If you’ve seen the movie Mean Girls, you’ll recall that it didn’t take much for a student to end up in the “Burn Book”—the notebook where the popular clique of high school girls, the Plastics, jotted down horrible comments and gossip about other, mostly female students. A girl’s weight, sexual orientation, nerdiness, unfashionable clothing, or romantic interest could all make her the target of bullying by the clique.
The film’s premise seems to be reflected in data from a new survey from the U.S. Department of Education. While overall reported incidents of bullying dropped between 2011 and 2013 in the nation’s middle and high schools, girls are more likely to say they were harassed verbally, physically, on social media, or through text messages.
Researchers from the department’s National Center for Education Statistics surveyed a nationally representative sample of students in grades six through 12 who were between the ages of 12 and 18. The respondents were asked if they had been made fun of, called names, made the subject of rumors, physically abused, excluded from activities, or cyberbullied, or had their belongings destroyed.
Given that criteria, 22 percent of all responding students reported being bullied in 2013, a 6 percent drop since 2011 and the lowest level since 2005, when the center first began collecting such data. But nearly one-fourth of girls reported that they were the object of harassment, compared with 20 percent of boys.
In recent years, some of the highest-profile bullying-related incidents have involved teen girls. In 2010, the tragic suicide of 15-year-old Massachusetts teenager Phoebe Prince brought international attention to the pervasiveness of harassment in America’s schools and renewed calls for schools to step up their campus anti-bullying efforts.
Prince had been a victim of a months-long bullying campaign by a real-life clique of mean girls and boys and was found dead after hanging herself at her home. Prince’s death and the trial of the other students, who were subsequently convicted of criminal harassment, and the suicides of other teens in similar situations turned the spotlight on how parents, teachers, and administrators sometimes ignore bullying incidents or don’t take them seriously enough when students report them.

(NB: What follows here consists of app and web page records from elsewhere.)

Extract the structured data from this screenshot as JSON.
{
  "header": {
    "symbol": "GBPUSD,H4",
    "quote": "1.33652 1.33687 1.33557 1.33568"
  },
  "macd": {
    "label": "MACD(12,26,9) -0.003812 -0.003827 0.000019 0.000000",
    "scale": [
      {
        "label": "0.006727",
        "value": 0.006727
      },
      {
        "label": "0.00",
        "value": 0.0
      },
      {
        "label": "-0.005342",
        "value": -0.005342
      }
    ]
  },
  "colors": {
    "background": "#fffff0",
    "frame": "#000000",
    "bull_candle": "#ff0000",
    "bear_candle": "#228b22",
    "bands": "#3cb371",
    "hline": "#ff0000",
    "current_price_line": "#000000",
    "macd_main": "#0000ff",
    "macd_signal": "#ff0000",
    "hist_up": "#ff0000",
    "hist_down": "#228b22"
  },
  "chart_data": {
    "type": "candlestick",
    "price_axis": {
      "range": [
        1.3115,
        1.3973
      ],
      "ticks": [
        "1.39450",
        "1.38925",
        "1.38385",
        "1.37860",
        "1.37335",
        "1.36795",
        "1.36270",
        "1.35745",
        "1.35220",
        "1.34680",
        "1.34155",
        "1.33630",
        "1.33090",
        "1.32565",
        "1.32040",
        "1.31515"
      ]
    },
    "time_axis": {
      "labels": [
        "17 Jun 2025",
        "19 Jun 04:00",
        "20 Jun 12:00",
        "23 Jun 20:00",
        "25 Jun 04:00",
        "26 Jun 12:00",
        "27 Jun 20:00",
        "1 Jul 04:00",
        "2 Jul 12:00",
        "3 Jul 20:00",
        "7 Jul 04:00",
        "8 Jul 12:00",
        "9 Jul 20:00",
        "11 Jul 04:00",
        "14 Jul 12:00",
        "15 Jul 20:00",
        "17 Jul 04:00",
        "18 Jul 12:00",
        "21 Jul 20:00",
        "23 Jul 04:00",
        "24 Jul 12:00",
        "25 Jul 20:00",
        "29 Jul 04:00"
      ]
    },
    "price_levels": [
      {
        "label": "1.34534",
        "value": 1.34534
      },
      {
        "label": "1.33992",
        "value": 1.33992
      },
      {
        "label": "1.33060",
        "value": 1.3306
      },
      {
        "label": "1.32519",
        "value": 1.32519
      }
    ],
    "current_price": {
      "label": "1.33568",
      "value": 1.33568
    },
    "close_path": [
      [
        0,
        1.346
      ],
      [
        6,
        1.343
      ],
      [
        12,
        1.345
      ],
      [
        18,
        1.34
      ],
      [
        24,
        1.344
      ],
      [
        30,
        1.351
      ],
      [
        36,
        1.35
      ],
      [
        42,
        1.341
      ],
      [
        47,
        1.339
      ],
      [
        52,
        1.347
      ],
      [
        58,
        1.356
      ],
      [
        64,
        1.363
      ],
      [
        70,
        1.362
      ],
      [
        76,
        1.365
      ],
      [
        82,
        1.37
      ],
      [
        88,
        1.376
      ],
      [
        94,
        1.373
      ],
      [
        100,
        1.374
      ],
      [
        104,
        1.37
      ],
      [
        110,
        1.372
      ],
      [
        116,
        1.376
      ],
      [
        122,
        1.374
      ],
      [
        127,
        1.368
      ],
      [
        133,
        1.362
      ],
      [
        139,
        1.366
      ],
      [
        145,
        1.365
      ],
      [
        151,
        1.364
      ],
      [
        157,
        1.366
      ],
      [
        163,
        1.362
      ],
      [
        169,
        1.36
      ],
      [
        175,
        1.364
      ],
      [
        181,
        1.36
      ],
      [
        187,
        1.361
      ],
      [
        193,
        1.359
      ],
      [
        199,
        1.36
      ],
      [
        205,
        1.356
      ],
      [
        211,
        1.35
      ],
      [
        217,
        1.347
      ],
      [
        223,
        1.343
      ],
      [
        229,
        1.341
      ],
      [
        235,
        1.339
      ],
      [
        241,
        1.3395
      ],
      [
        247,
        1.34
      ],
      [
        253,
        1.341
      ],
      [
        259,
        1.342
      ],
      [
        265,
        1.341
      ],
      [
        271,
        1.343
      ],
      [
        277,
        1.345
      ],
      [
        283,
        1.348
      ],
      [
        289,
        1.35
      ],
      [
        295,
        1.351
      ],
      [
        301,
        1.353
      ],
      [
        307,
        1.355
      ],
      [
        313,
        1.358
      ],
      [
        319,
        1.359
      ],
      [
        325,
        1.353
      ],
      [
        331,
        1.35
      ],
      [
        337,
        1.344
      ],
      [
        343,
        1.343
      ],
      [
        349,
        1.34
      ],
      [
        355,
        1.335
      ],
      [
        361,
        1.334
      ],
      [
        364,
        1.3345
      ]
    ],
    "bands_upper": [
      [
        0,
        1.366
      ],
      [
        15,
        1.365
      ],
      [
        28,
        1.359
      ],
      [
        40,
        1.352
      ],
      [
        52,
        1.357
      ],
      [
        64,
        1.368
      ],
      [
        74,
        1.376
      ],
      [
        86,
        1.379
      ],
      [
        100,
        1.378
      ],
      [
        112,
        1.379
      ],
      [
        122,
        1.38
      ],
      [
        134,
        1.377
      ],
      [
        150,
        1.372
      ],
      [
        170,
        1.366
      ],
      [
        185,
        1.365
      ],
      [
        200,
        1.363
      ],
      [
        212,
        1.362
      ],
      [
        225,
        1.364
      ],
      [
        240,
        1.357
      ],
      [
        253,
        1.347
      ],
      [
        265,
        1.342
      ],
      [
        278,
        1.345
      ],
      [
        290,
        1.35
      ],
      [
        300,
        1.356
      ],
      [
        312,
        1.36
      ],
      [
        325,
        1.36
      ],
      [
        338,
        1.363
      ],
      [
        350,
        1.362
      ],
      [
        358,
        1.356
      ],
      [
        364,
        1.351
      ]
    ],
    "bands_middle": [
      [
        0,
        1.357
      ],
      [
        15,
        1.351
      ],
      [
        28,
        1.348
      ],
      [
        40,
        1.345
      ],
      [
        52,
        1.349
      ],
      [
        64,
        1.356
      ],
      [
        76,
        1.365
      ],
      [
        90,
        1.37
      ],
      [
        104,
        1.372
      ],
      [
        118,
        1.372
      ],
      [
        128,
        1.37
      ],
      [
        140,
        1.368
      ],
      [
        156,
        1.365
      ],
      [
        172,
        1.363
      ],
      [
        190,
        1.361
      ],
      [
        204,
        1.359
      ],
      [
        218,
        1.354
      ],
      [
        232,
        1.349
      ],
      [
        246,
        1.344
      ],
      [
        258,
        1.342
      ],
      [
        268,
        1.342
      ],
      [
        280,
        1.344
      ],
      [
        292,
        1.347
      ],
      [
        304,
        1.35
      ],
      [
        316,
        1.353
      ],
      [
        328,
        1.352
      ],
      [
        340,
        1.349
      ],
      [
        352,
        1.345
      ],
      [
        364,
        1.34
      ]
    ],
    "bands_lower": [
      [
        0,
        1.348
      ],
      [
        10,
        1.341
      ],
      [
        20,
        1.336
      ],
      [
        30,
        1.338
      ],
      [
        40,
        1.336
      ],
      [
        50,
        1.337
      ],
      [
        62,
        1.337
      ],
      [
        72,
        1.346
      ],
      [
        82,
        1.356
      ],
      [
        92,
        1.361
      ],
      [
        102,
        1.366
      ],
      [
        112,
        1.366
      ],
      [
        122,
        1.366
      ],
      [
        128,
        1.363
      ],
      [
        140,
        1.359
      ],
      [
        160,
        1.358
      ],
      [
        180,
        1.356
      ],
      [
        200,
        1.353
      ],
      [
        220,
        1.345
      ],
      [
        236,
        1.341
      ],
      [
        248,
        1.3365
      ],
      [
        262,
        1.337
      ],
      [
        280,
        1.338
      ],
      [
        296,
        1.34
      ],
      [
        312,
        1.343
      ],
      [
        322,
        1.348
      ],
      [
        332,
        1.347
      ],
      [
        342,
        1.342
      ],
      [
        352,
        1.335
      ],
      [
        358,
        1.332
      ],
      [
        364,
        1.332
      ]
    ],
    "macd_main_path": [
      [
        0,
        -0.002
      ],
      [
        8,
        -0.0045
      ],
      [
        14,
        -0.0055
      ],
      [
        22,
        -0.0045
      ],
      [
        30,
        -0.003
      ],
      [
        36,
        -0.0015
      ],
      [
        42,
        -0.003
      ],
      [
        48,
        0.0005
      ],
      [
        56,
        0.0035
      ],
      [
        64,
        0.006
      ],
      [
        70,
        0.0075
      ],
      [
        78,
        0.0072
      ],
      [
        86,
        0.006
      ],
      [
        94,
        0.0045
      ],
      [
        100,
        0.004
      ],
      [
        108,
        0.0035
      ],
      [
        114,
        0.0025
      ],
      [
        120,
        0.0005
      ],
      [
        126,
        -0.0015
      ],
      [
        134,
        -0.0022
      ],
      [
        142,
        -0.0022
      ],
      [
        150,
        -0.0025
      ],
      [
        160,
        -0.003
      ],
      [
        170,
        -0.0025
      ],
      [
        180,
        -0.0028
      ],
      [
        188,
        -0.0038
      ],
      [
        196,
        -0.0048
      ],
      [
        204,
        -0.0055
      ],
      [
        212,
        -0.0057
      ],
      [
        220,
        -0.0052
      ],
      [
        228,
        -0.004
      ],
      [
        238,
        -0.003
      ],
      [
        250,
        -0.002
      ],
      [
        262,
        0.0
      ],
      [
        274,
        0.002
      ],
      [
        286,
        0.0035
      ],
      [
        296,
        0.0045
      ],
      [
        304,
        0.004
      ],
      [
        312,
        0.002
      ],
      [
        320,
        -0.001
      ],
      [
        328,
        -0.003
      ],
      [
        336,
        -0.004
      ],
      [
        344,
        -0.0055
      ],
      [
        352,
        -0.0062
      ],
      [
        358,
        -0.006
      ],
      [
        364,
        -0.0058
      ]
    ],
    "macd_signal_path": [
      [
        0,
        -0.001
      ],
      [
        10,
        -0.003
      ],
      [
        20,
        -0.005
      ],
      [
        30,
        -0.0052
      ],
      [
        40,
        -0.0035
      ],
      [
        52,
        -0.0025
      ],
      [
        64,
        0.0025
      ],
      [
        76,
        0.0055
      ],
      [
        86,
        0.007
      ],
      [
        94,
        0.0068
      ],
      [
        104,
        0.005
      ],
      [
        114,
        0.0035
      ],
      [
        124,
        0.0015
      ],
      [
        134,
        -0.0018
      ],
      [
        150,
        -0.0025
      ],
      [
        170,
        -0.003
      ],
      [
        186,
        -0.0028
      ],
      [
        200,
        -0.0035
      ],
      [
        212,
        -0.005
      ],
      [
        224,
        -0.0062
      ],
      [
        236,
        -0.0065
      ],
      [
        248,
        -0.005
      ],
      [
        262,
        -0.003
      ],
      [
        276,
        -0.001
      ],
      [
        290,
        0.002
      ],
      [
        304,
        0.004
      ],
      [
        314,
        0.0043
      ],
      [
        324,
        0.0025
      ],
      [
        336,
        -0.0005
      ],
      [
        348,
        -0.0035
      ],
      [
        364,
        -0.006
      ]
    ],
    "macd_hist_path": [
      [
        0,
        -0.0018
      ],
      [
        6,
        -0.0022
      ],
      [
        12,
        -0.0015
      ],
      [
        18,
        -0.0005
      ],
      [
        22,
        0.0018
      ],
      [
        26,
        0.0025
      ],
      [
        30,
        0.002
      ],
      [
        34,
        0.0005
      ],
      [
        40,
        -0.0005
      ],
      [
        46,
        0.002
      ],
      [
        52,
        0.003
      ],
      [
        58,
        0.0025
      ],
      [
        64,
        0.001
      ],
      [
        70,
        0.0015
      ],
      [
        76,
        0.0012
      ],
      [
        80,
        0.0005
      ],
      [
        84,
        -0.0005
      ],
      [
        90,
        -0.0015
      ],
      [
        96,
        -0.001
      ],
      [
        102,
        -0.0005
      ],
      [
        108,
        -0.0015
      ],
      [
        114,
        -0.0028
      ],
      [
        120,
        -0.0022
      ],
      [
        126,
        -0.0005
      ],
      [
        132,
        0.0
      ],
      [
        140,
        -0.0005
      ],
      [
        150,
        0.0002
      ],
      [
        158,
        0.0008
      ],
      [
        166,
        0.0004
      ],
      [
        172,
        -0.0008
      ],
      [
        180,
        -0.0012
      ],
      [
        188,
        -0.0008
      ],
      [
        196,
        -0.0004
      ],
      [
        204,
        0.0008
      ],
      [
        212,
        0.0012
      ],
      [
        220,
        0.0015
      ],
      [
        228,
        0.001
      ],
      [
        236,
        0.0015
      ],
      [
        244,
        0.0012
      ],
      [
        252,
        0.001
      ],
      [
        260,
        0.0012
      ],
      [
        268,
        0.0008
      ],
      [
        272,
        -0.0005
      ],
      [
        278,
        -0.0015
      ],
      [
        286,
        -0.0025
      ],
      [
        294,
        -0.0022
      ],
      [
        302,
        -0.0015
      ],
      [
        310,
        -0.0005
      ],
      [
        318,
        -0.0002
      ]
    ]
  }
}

A one-off assembly at the beginning of the school year at which zero-tolerance policies are explained to students has become common in the nation’s middle and high schools. However, according to the survey, nearly 36 percent of girls reported being bullied in classrooms—right under the noses of their teachers.
The Department of Education’s researchers didn’t offer a reason for why girls are more likely to report being bullied than boys. But according to the organization No Bullying, boys tend to use physical intimidation, while girls are twice as likely to use more covert—yet equally damaging—tactics, such as harassment on social media or gossip. That makes the behavior easier for adults to ignore.
Still, some officials see the drop in overall bullying as a sign that the efforts of schools are working. “The report brings welcome news,” U.S. Department of Health and Human Services Secretary Sylvia M. Burwell said in a statement. “Parents, teachers, health providers, community members, and young people are clearly making a difference by taking action and sending the message that bullying is not acceptable.”
But Education Secretary Arne Duncan warned that plenty of work still needs to be done to stop bullying in schools. “Even though we’ve come a long way over the past few years in educating the public about the health and educational impacts that bullying can have on students, we still have more work to do to ensure the safety of our nation’s children,” he said in a statement.